“You can say, ‘John Delaney did this, John Delaney did that’. Whatever has happened has happened. If it’s proven and it comes out, it will be very interesting, but my comment at that particular time, there were people killing to be on the board and they were all having a great time on it, yet no one knew what was up. I find that very frustrating.”
John O’Regan, secretary of the Kerry District League said that Delaney did “mighty work for many, many years” in Kerry. O’Regan said that he spoke to the former FAI chief on Sunday, immediately after he formally resigned from the association and that Delaney is upset about recent events but is relieved that that it is over.

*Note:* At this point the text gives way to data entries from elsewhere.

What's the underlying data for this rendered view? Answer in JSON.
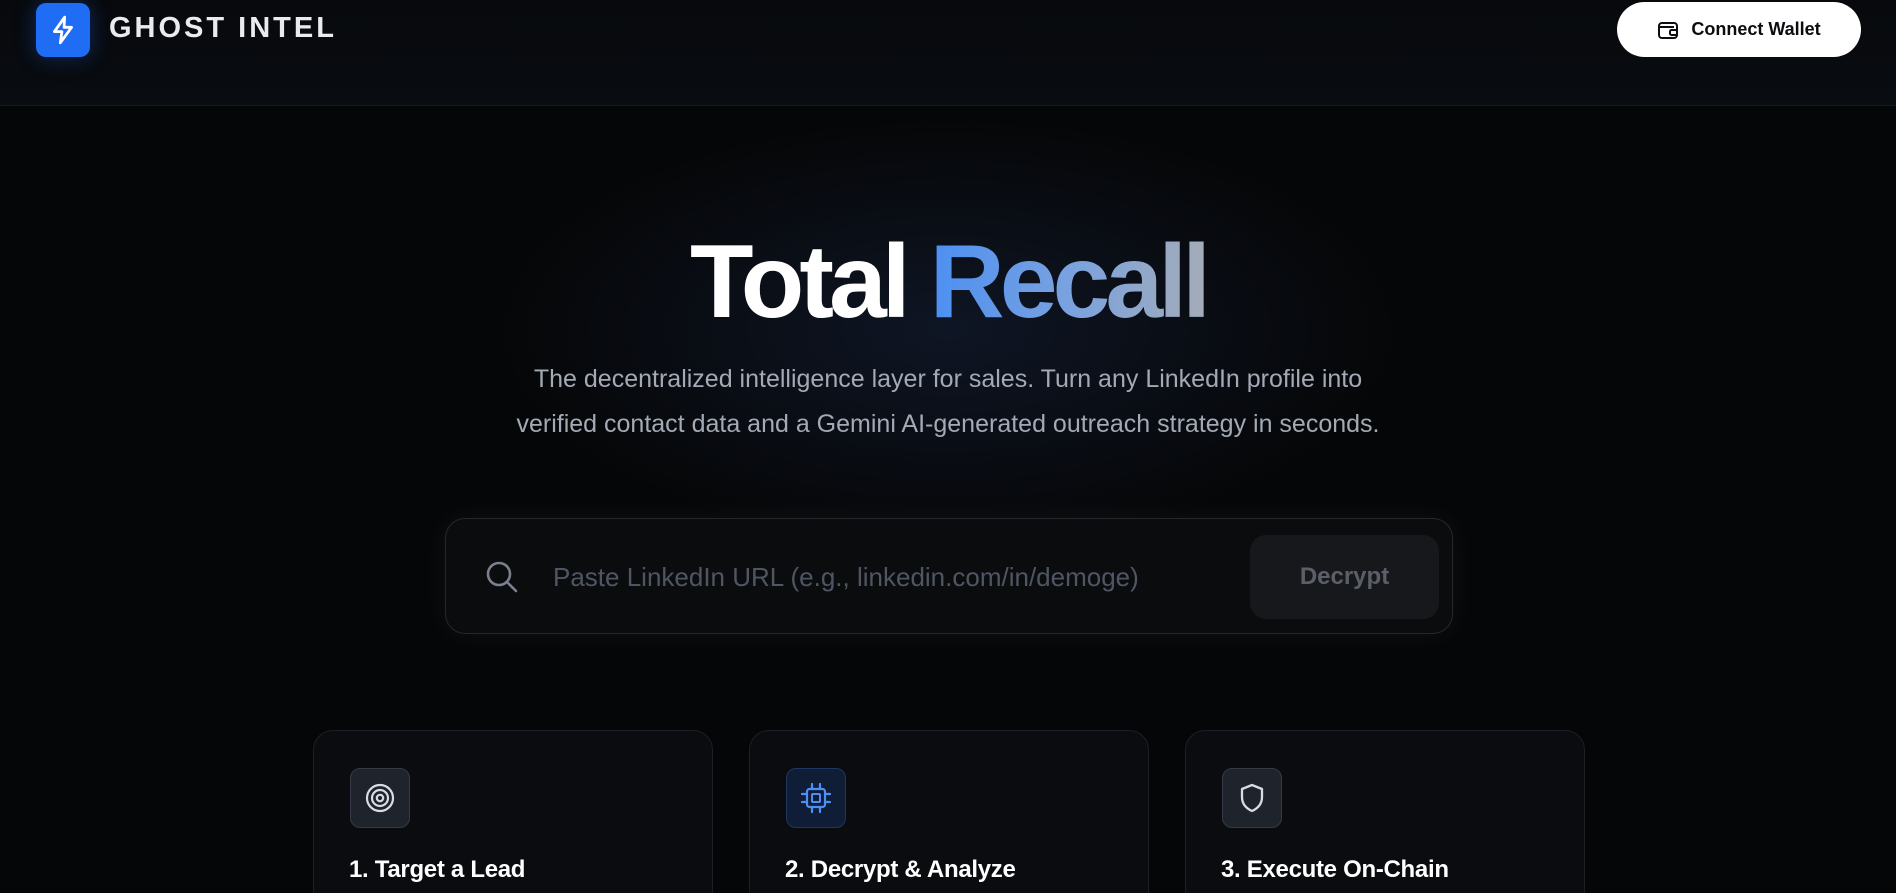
{
  "header": {
    "brand": "GHOST INTEL",
    "logo_icon": "lightning-bolt-icon",
    "connect_wallet_label": "Connect Wallet",
    "wallet_icon": "wallet-icon"
  },
  "hero": {
    "title_part1": "Total",
    "title_part2": "Recall",
    "subtitle_line1": "The decentralized intelligence layer for sales. Turn any LinkedIn profile into",
    "subtitle_line2": "verified contact data and a Gemini AI-generated outreach strategy in seconds."
  },
  "search": {
    "placeholder": "Paste LinkedIn URL (e.g., linkedin.com/in/demoge)",
    "value": "",
    "button_label": "Decrypt"
  },
  "steps": [
    {
      "title": "1. Target a Lead",
      "icon": "target-icon"
    },
    {
      "title": "2. Decrypt & Analyze",
      "icon": "cpu-chip-icon"
    },
    {
      "title": "3. Execute On-Chain",
      "icon": "shield-icon"
    }
  ],
  "colors": {
    "accent": "#1f6cf5",
    "gradient_start": "#4c8ff2",
    "gradient_end": "#a4acb8",
    "background": "#050607"
  }
}
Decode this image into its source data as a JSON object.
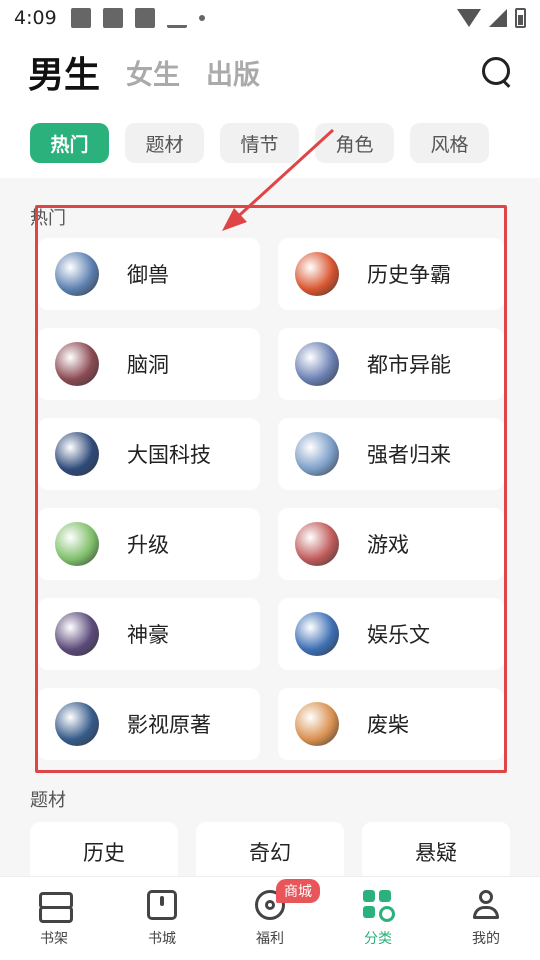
{
  "status": {
    "time": "4:09"
  },
  "header": {
    "tabs": [
      "男生",
      "女生",
      "出版"
    ],
    "active": 0
  },
  "chips": [
    "热门",
    "题材",
    "情节",
    "角色",
    "风格"
  ],
  "sections": {
    "hot": "热门",
    "theme": "题材"
  },
  "hot_items": [
    {
      "name": "御兽",
      "color": "#5b7fb0"
    },
    {
      "name": "历史争霸",
      "color": "#d9552f"
    },
    {
      "name": "脑洞",
      "color": "#8a4a52"
    },
    {
      "name": "都市异能",
      "color": "#6a7fb3"
    },
    {
      "name": "大国科技",
      "color": "#2e4a7a"
    },
    {
      "name": "强者归来",
      "color": "#7b9dc7"
    },
    {
      "name": "升级",
      "color": "#7fbf6a"
    },
    {
      "name": "游戏",
      "color": "#c05a5a"
    },
    {
      "name": "神豪",
      "color": "#5b4a7a"
    },
    {
      "name": "娱乐文",
      "color": "#3d6fb5"
    },
    {
      "name": "影视原著",
      "color": "#365b8a"
    },
    {
      "name": "废柴",
      "color": "#d9904f"
    }
  ],
  "theme_items": [
    "历史",
    "奇幻",
    "悬疑"
  ],
  "nav": [
    {
      "label": "书架",
      "icon": "shelf-icon"
    },
    {
      "label": "书城",
      "icon": "store-icon"
    },
    {
      "label": "福利",
      "icon": "gift-icon",
      "badge": "商城"
    },
    {
      "label": "分类",
      "icon": "category-icon",
      "active": true
    },
    {
      "label": "我的",
      "icon": "profile-icon"
    }
  ],
  "colors": {
    "accent": "#2bb17c",
    "highlight": "#e04545",
    "badge": "#e8565a"
  }
}
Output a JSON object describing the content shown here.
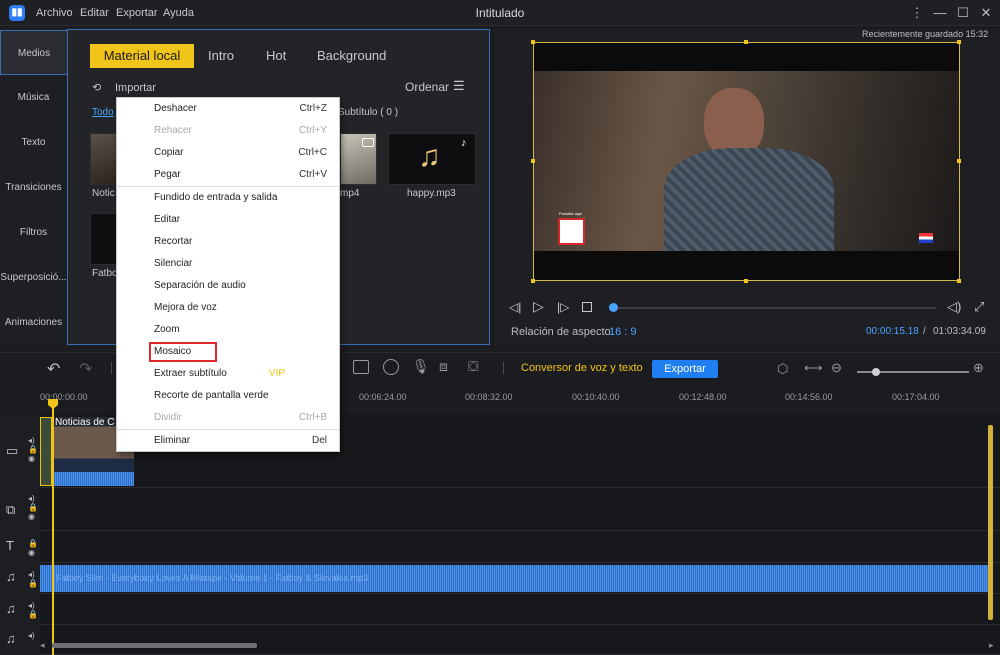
{
  "window": {
    "title": "Intitulado",
    "menu": [
      "Archivo",
      "Editar",
      "Exportar",
      "Ayuda"
    ],
    "saved_status": "Recientemente guardado 15:32"
  },
  "sidebar": {
    "items": [
      {
        "label": "Medios"
      },
      {
        "label": "Música"
      },
      {
        "label": "Texto"
      },
      {
        "label": "Transiciones"
      },
      {
        "label": "Filtros"
      },
      {
        "label": "Superposició..."
      },
      {
        "label": "Animaciones"
      }
    ]
  },
  "media": {
    "tabs": [
      "Material local",
      "Intro",
      "Hot",
      "Background"
    ],
    "import_label": "Importar",
    "sort_label": "Ordenar",
    "filters": [
      "Todo",
      "Subtítulo ( 0 )"
    ],
    "items": [
      {
        "label": "Notic"
      },
      {
        "label": "mp4"
      },
      {
        "label": "happy.mp3"
      },
      {
        "label": "Fatbo"
      }
    ]
  },
  "context_menu": {
    "items": [
      {
        "label": "Deshacer",
        "shortcut": "Ctrl+Z",
        "enabled": true
      },
      {
        "label": "Rehacer",
        "shortcut": "Ctrl+Y",
        "enabled": false
      },
      {
        "label": "Copiar",
        "shortcut": "Ctrl+C",
        "enabled": true
      },
      {
        "label": "Pegar",
        "shortcut": "Ctrl+V",
        "enabled": true
      },
      {
        "label": "Fundido de entrada y salida",
        "shortcut": "",
        "enabled": true
      },
      {
        "label": "Editar",
        "shortcut": "",
        "enabled": true
      },
      {
        "label": "Recortar",
        "shortcut": "",
        "enabled": true
      },
      {
        "label": "Silenciar",
        "shortcut": "",
        "enabled": true
      },
      {
        "label": "Separación de audio",
        "shortcut": "",
        "enabled": true
      },
      {
        "label": "Mejora de voz",
        "shortcut": "",
        "enabled": true
      },
      {
        "label": "Zoom",
        "shortcut": "",
        "enabled": true
      },
      {
        "label": "Mosaico",
        "shortcut": "",
        "enabled": true,
        "highlighted": true
      },
      {
        "label": "Extraer subtítulo",
        "shortcut": "VIP",
        "enabled": true
      },
      {
        "label": "Recorte de pantalla verde",
        "shortcut": "",
        "enabled": true
      },
      {
        "label": "Dividir",
        "shortcut": "Ctrl+B",
        "enabled": false
      },
      {
        "label": "Eliminar",
        "shortcut": "Del",
        "enabled": true
      }
    ]
  },
  "preview": {
    "aspect_label": "Relación de aspecto",
    "aspect_value": "16 : 9",
    "current_time": "00:00:15.18",
    "separator": "/",
    "total_time": "01:03:34.09",
    "progress": 0.004,
    "video_overlay_text": "Pantalla aquí"
  },
  "toolbar": {
    "voice_text_label": "Conversor de voz y texto",
    "export_label": "Exportar"
  },
  "timeline": {
    "ticks": [
      "00:00:00.00",
      "00:06:24.00",
      "00:08:32.00",
      "00:10:40.00",
      "00:12:48.00",
      "00:14:56.00",
      "00:17:04.00"
    ],
    "video_clip_title": "Noticias de C",
    "audio_clip_title": "Fatboy Slim - Everybody Loves A Mixtape - Volume 1 - Fatboy & Slovakia.mp3"
  },
  "colors": {
    "accent_yellow": "#f0c419",
    "export_blue": "#1f7ff0",
    "time_blue": "#4aa3ff",
    "highlight_red": "#d9262a"
  }
}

“He’s done a fantastic job here in Kerry. John Delaney was in the job for 14 or 15 years. He did mighty work for many, many years,” he said.
“I’m listening to people in the grassroots in Kerry and Limerick and all over. In youth soccer and junior soccer and schoolboy soccer. They have no problem with John Delaney. He’s done an awful lot for that side of the game. The people I have seen whinging and moaning all the time are the crowd in the League of Ireland.
“I can’t see what was done wrong to be honest about it.”
“I was talking to him on the phone on Sunday. He’s relieved to be honest about it, that it’s all over. He’s a bit sad that he has to leave the game,” he continued.
“He is affected by everything, which is sad. What a lot of people forget about is that he has two teenage children that nobody thinks about and his parents are old. They have to see it all. Not all of us do everything right – we all make mistakes – but the way I look at everything is, if you do more good than you do wrong, you haven’t done too badly.
“He’s just trying to leave the dust settle now, it was a hard time for him over the last couple of months. He’s sad but a bit relieved that it’s all over.”
Padraig Doran of Duncannon Football Club echoed O’Regan’s opinion about the work Delaney did for low-level clubs – but says that questions on his legacy required a “two-pronged answer”.
“No [I don’t stand by making the comment now], we don’t want to talk about him,” he said.
“He’s done a lot for our club. Everything we said in that statement was true. In light of what has come out, the club don’t want to comment on him at all, but it was all true what we said. There are two sides to it, and you have to separate what he has done for clubs like ours and all of the other stuff.
“You have to separate it. There are two sides to it. The grassroots side, and I think he’s done an awful lot there, and then the governance of the FAI, which wasn’t run right. So, when you separate the two it’s a two-pronged answer.”